Task objective: Please make an exact copy of the listing, without the pictures.

*** Opening Extracted entries ***

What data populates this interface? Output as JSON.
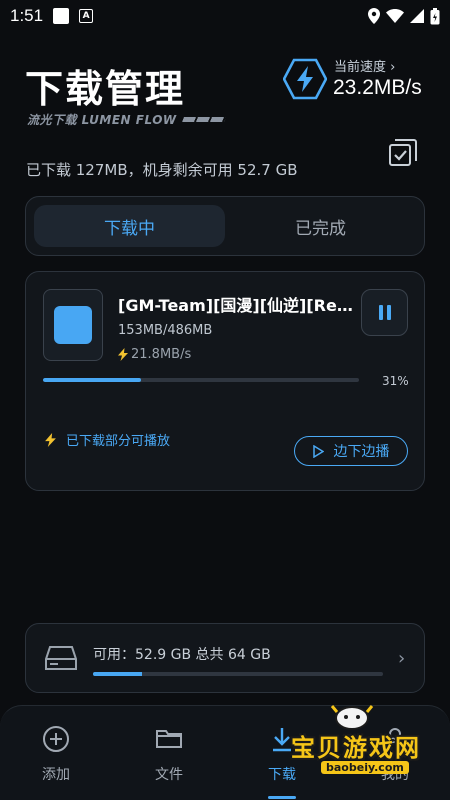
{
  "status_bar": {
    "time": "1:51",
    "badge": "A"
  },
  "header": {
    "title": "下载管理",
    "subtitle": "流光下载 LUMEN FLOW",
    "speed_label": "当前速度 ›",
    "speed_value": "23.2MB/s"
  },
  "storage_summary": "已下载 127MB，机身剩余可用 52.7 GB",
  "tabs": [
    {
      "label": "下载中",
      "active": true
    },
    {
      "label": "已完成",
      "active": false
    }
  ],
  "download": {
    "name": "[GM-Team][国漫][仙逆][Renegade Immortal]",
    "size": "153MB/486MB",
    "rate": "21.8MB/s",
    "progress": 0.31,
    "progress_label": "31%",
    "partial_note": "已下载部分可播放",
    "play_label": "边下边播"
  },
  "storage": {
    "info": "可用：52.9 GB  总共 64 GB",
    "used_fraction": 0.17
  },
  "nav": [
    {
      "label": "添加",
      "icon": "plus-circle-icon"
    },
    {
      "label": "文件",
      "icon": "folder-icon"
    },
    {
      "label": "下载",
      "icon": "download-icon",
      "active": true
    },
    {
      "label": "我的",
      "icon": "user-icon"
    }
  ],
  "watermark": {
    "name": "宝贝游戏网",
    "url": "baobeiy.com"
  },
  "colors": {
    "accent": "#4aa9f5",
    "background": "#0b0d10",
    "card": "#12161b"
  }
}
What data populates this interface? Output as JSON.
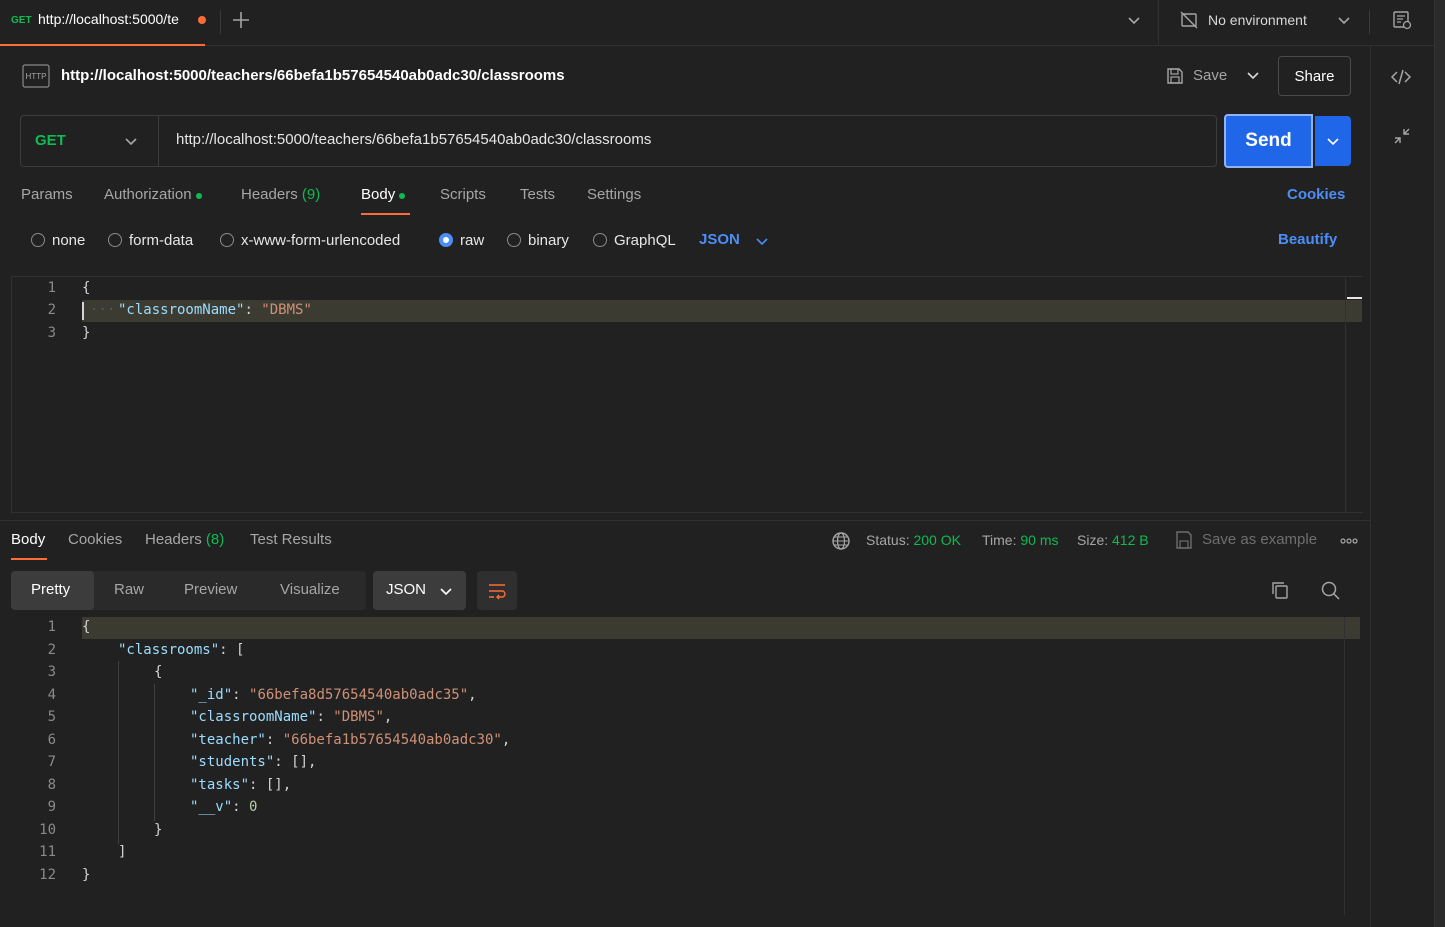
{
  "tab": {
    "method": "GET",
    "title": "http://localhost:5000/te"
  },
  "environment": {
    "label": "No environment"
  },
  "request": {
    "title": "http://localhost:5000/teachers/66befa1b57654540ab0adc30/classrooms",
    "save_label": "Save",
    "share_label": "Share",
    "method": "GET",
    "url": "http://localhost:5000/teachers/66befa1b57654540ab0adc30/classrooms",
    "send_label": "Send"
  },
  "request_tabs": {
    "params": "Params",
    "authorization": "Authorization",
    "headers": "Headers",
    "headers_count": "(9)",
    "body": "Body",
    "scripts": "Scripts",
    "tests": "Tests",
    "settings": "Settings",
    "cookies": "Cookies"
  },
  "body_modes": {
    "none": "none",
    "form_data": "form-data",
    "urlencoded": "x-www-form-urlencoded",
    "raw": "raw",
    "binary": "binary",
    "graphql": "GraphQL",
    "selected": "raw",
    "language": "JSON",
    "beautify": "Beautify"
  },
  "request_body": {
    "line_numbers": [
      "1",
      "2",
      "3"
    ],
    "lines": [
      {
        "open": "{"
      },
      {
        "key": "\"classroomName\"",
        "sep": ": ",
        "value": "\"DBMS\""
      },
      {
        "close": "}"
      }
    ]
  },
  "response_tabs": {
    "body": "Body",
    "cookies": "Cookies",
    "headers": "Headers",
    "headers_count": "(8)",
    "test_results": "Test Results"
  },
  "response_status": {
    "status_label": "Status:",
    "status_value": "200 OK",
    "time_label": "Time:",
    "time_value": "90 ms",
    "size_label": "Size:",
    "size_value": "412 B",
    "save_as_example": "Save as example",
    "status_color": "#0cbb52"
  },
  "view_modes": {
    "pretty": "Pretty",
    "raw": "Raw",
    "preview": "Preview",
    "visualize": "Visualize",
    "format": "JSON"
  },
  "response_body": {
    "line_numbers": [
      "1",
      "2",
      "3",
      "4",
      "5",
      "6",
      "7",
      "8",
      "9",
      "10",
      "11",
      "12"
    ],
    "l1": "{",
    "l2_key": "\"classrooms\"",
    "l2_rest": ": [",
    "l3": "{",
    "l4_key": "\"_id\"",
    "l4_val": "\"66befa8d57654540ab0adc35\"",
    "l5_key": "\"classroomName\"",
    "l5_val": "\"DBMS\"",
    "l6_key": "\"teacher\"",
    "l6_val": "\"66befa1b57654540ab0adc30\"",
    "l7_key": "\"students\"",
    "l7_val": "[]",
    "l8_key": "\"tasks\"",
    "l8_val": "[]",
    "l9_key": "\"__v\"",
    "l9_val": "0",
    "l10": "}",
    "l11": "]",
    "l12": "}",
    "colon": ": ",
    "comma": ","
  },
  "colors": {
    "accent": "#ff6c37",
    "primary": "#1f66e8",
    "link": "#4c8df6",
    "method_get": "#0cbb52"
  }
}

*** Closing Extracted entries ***

Finished task:
What data populates this interface? Output as JSON.
{
  "status_bar": {
    "time": "1:51",
    "badge": "A"
  },
  "header": {
    "title": "下载管理",
    "subtitle": "流光下载 LUMEN FLOW",
    "speed_label": "当前速度 ›",
    "speed_value": "23.2MB/s"
  },
  "storage_summary": "已下载 127MB，机身剩余可用 52.7 GB",
  "tabs": [
    {
      "label": "下载中",
      "active": true
    },
    {
      "label": "已完成",
      "active": false
    }
  ],
  "download": {
    "name": "[GM-Team][国漫][仙逆][Renegade Immortal]",
    "size": "153MB/486MB",
    "rate": "21.8MB/s",
    "progress": 0.31,
    "progress_label": "31%",
    "partial_note": "已下载部分可播放",
    "play_label": "边下边播"
  },
  "storage": {
    "info": "可用：52.9 GB  总共 64 GB",
    "used_fraction": 0.17
  },
  "nav": [
    {
      "label": "添加",
      "icon": "plus-circle-icon"
    },
    {
      "label": "文件",
      "icon": "folder-icon"
    },
    {
      "label": "下载",
      "icon": "download-icon",
      "active": true
    },
    {
      "label": "我的",
      "icon": "user-icon"
    }
  ],
  "watermark": {
    "name": "宝贝游戏网",
    "url": "baobeiy.com"
  },
  "colors": {
    "accent": "#4aa9f5",
    "background": "#0b0d10",
    "card": "#12161b"
  }
}
What data populates this interface? Output as JSON.
{
  "tab": {
    "method": "GET",
    "title": "http://localhost:5000/te"
  },
  "environment": {
    "label": "No environment"
  },
  "request": {
    "title": "http://localhost:5000/teachers/66befa1b57654540ab0adc30/classrooms",
    "save_label": "Save",
    "share_label": "Share",
    "method": "GET",
    "url": "http://localhost:5000/teachers/66befa1b57654540ab0adc30/classrooms",
    "send_label": "Send"
  },
  "request_tabs": {
    "params": "Params",
    "authorization": "Authorization",
    "headers": "Headers",
    "headers_count": "(9)",
    "body": "Body",
    "scripts": "Scripts",
    "tests": "Tests",
    "settings": "Settings",
    "cookies": "Cookies"
  },
  "body_modes": {
    "none": "none",
    "form_data": "form-data",
    "urlencoded": "x-www-form-urlencoded",
    "raw": "raw",
    "binary": "binary",
    "graphql": "GraphQL",
    "selected": "raw",
    "language": "JSON",
    "beautify": "Beautify"
  },
  "request_body": {
    "line_numbers": [
      "1",
      "2",
      "3"
    ],
    "lines": [
      {
        "open": "{"
      },
      {
        "key": "\"classroomName\"",
        "sep": ": ",
        "value": "\"DBMS\""
      },
      {
        "close": "}"
      }
    ]
  },
  "response_tabs": {
    "body": "Body",
    "cookies": "Cookies",
    "headers": "Headers",
    "headers_count": "(8)",
    "test_results": "Test Results"
  },
  "response_status": {
    "status_label": "Status:",
    "status_value": "200 OK",
    "time_label": "Time:",
    "time_value": "90 ms",
    "size_label": "Size:",
    "size_value": "412 B",
    "save_as_example": "Save as example",
    "status_color": "#0cbb52"
  },
  "view_modes": {
    "pretty": "Pretty",
    "raw": "Raw",
    "preview": "Preview",
    "visualize": "Visualize",
    "format": "JSON"
  },
  "response_body": {
    "line_numbers": [
      "1",
      "2",
      "3",
      "4",
      "5",
      "6",
      "7",
      "8",
      "9",
      "10",
      "11",
      "12"
    ],
    "l1": "{",
    "l2_key": "\"classrooms\"",
    "l2_rest": ": [",
    "l3": "{",
    "l4_key": "\"_id\"",
    "l4_val": "\"66befa8d57654540ab0adc35\"",
    "l5_key": "\"classroomName\"",
    "l5_val": "\"DBMS\"",
    "l6_key": "\"teacher\"",
    "l6_val": "\"66befa1b57654540ab0adc30\"",
    "l7_key": "\"students\"",
    "l7_val": "[]",
    "l8_key": "\"tasks\"",
    "l8_val": "[]",
    "l9_key": "\"__v\"",
    "l9_val": "0",
    "l10": "}",
    "l11": "]",
    "l12": "}",
    "colon": ": ",
    "comma": ","
  },
  "colors": {
    "accent": "#ff6c37",
    "primary": "#1f66e8",
    "link": "#4c8df6",
    "method_get": "#0cbb52"
  }
}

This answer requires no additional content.